Structure and function of histone H2AX

Subcell Biochem. 2010;50:55-78. doi: 10.1007/978-90-481-3471-7_4.


Histone H2AX is a histone variant found in almost all eukaryotes. It makes a central contribution to genome stability through its role in the signaling of DNA damage events and by acting as a foundation for the assembly of repair foci. The H2AX protein sequence is highly similar and in some cases overlapping with replication-dependent canonical H2A, yet the H2AX gene and protein structures exhibit a number of features specific to the role of this histone in DNA repair. The most well known of these is a specific serine at the extreme C-terminus of H2AX which is phosphorylated by Phosphoinositide-3-Kinase-related protein Kinases (PIKKs) to generate the gammaH2AX mark. However, recent studies have demonstrated that phosphorylation, ubiquitylation and other post-translational modifications are also crucial for function. H2AX transcript properties suggest a capability to respond to damage events. Furthermore, the biochemical properties of H2AX protein within the nucleosome structure and its distribution within chromatin also point to features linked to its role in the DNA damage response. In particular, the theoretical inter-nucleosomal spacing of H2AX and the potential implications of amino acid residues distinguishing H2AX from canonical H2A in structure and dynamics are considered in detail.
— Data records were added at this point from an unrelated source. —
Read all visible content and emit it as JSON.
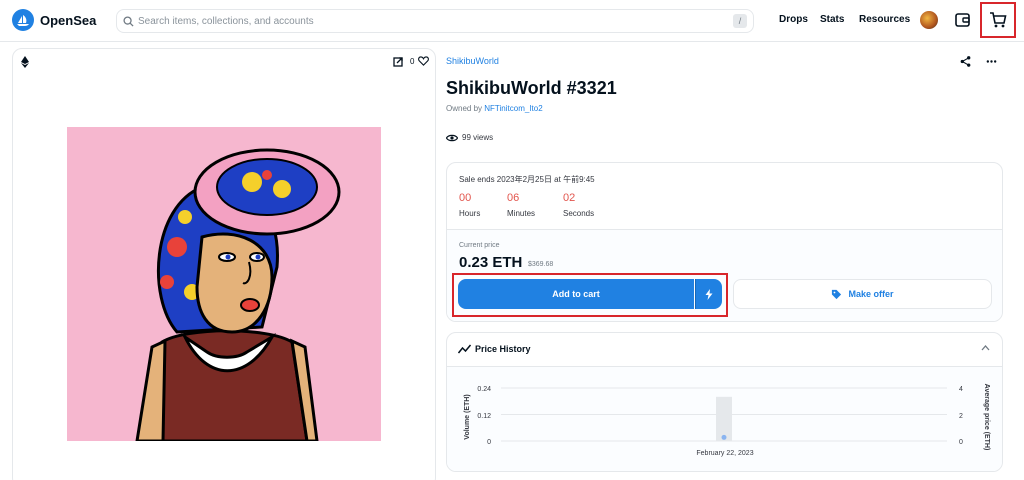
{
  "header": {
    "logo_text": "OpenSea",
    "search_placeholder": "Search items, collections, and accounts",
    "search_shortcut": "/",
    "nav": [
      "Drops",
      "Stats",
      "Resources"
    ]
  },
  "image_panel": {
    "chain_icon": "ethereum-icon",
    "favorite_count": "0"
  },
  "item": {
    "collection": "ShikibuWorld",
    "title": "ShikibuWorld #3321",
    "owned_by_label": "Owned by",
    "owner": "NFTinitcom_Ito2",
    "views": "99 views"
  },
  "sale": {
    "ends_text": "Sale ends 2023年2月25日 at 午前9:45",
    "countdown": [
      {
        "value": "00",
        "label": "Hours"
      },
      {
        "value": "06",
        "label": "Minutes"
      },
      {
        "value": "02",
        "label": "Seconds"
      }
    ],
    "current_price_label": "Current price",
    "price_eth": "0.23 ETH",
    "price_usd": "$369.68",
    "add_to_cart_label": "Add to cart",
    "make_offer_label": "Make offer"
  },
  "price_history": {
    "title": "Price History",
    "left_axis_label": "Volume (ETH)",
    "right_axis_label": "Average price (ETH)",
    "left_ticks": [
      "0.24",
      "0.12",
      "0"
    ],
    "right_ticks": [
      "4",
      "2",
      "0"
    ]
  },
  "chart_data": {
    "type": "bar",
    "title": "Price History",
    "categories": [
      "February 22, 2023"
    ],
    "series": [
      {
        "name": "Volume (ETH)",
        "values": [
          0.2
        ]
      },
      {
        "name": "Average price (ETH)",
        "values": [
          0.2
        ]
      }
    ],
    "ylabel": "Volume (ETH)",
    "y2label": "Average price (ETH)",
    "ylim": [
      0,
      0.24
    ],
    "y2lim": [
      0,
      4
    ],
    "grid": true
  },
  "colors": {
    "accent": "#2081e2",
    "countdown": "#e2554d",
    "highlight_box": "#d8262b",
    "art_background": "#f6b7cf"
  }
}
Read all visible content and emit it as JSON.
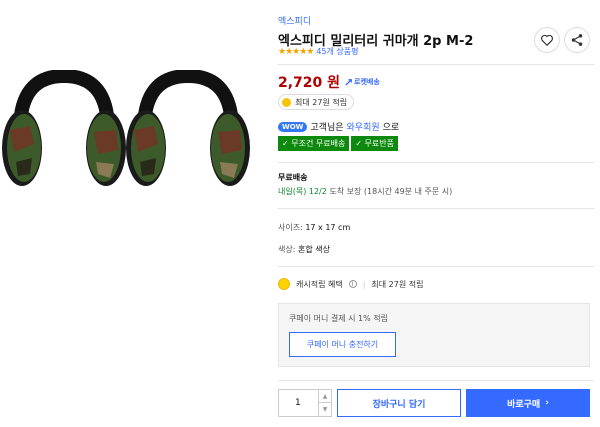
{
  "product": {
    "brand": "엑스피디",
    "title": "엑스피디 밀리터리 귀마개 2p M-2",
    "stars": "★★★★★",
    "rating_count": "45개 상품평",
    "price": "2,720 원",
    "rocket_label": "로켓배송",
    "reward": "최대 27원 적립"
  },
  "wow": {
    "badge": "WOW",
    "text_prefix": "고객님은",
    "link": "와우회원",
    "text_suffix": "으로"
  },
  "benefits": [
    {
      "label": "✓ 무조건 무료배송"
    },
    {
      "label": "✓ 무료반품"
    }
  ],
  "shipping": {
    "label": "무료배송",
    "date": "내일(목) 12/2",
    "guarantee": "도착 보장",
    "note": "(18시간 49분 내 주문 시)"
  },
  "options": {
    "size_label": "사이즈:",
    "size_value": "17 x 17 cm",
    "color_label": "색상:",
    "color_value": "혼합 색상"
  },
  "cash": {
    "label": "캐시적립 혜택",
    "info_icon": "i",
    "separator": "|",
    "detail": "최대 27원 적립"
  },
  "coupay": {
    "text": "쿠페이 머니 결제 시 1% 적립",
    "button": "쿠페이 머니 충전하기"
  },
  "purchase": {
    "quantity": "1",
    "cart_button": "장바구니 담기",
    "buy_button": "바로구매",
    "buy_arrow": "›"
  },
  "colors": {
    "accent": "#346aff",
    "price": "#ae0000",
    "benefit_green": "#0d8a0d",
    "camo_green": "#3c5a2a",
    "camo_brown": "#6b3a26"
  },
  "icons": [
    "heart-icon",
    "share-icon",
    "coin-icon",
    "info-icon",
    "chevron-up-icon",
    "chevron-down-icon",
    "chevron-right-icon"
  ]
}
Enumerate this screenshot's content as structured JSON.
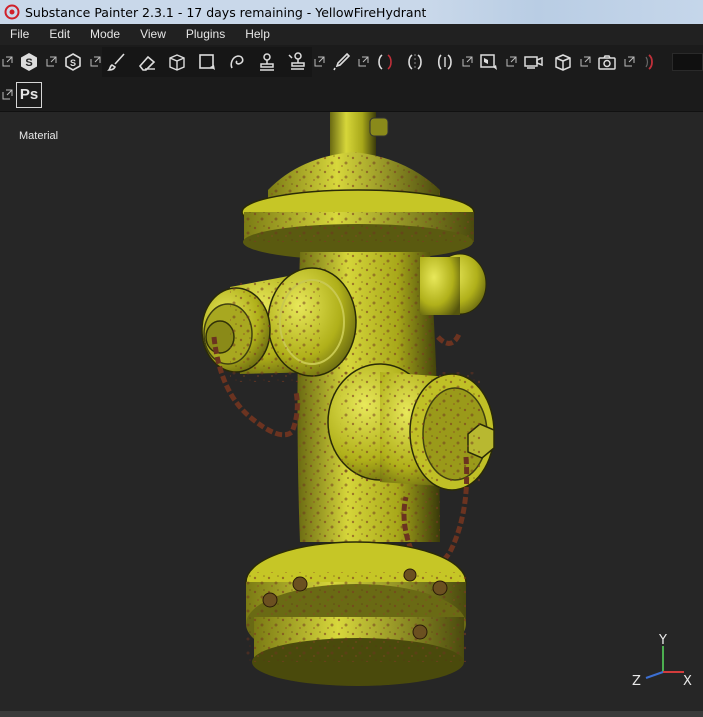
{
  "window": {
    "title": "Substance Painter 2.3.1 - 17 days remaining - YellowFireHydrant"
  },
  "menu": {
    "items": [
      "File",
      "Edit",
      "Mode",
      "View",
      "Plugins",
      "Help"
    ]
  },
  "toolbar": {
    "ps_label": "Ps"
  },
  "viewport": {
    "label": "Material",
    "axis": {
      "y": "Y",
      "z": "Z",
      "x": "X"
    }
  },
  "colors": {
    "hydrant_yellow": "#c8c81e",
    "rust": "#7a3b22",
    "viewport_bg": "#262626",
    "axis_y": "#4caf50",
    "axis_x": "#d23c3c",
    "axis_z": "#3c6fd2"
  }
}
This review summarises current understanding of H2AX from a structure-function perspective.

Publication types

  • Research Support, Non-U.S. Gov't
  • Review

MeSH terms
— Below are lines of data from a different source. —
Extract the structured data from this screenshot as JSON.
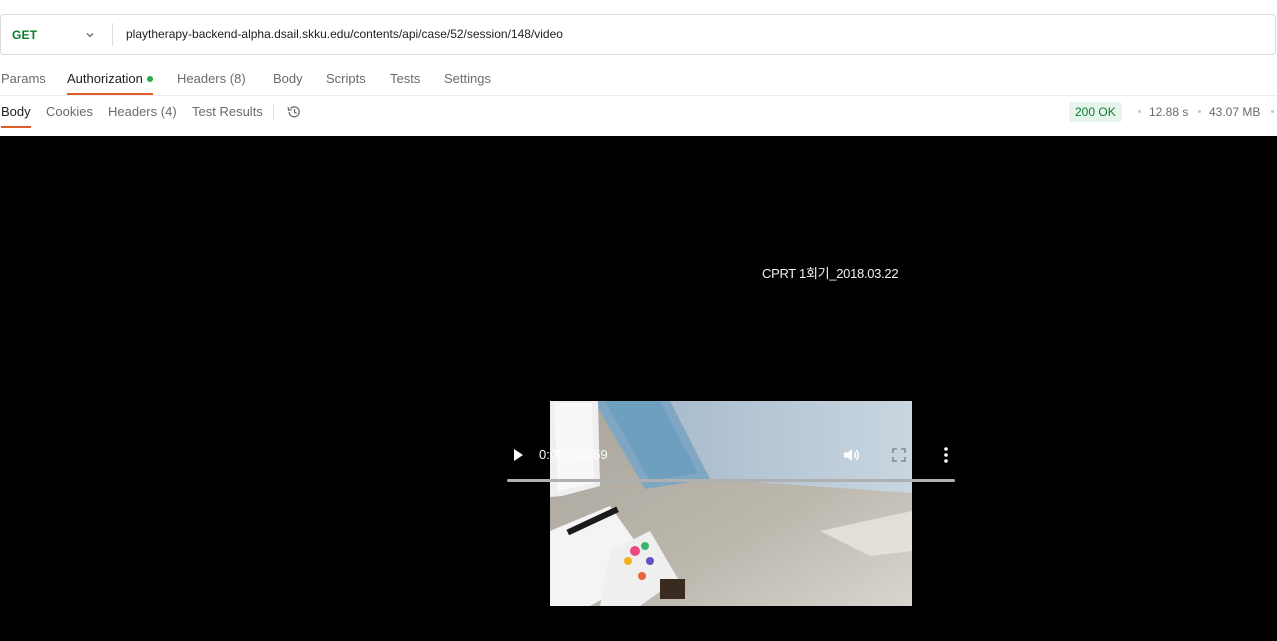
{
  "request": {
    "method": "GET",
    "url": "playtherapy-backend-alpha.dsail.skku.edu/contents/api/case/52/session/148/video"
  },
  "request_tabs": {
    "params": "Params",
    "authorization": "Authorization",
    "headers": "Headers",
    "headers_count": "(8)",
    "body": "Body",
    "scripts": "Scripts",
    "tests": "Tests",
    "settings": "Settings"
  },
  "response_tabs": {
    "body": "Body",
    "cookies": "Cookies",
    "headers": "Headers",
    "headers_count": "(4)",
    "test_results": "Test Results"
  },
  "response_meta": {
    "status": "200 OK",
    "time": "12.88 s",
    "size": "43.07 MB"
  },
  "video": {
    "overlay_text": "CPRT 1회기_2018.03.22",
    "time_display": "0:00 / 22:59",
    "progress_fraction": 0
  },
  "colors": {
    "accent": "#e05d2a",
    "method_green": "#0a7d2f",
    "status_bg": "#e6f4ea"
  },
  "icons": [
    "chevron-down-icon",
    "history-icon",
    "play-icon",
    "volume-icon",
    "fullscreen-icon",
    "more-vert-icon"
  ]
}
  • Amino Acid Sequence
  • Histones / chemistry*
  • Histones / genetics
  • Histones / metabolism
  • Histones / physiology*
  • Molecular Sequence Data
  • Phosphorylation
  • Protein Processing, Post-Translational
  • Sequence Homology, Amino Acid
  • Structure-Activity Relationship


  • H2AX protein, human
  • Histones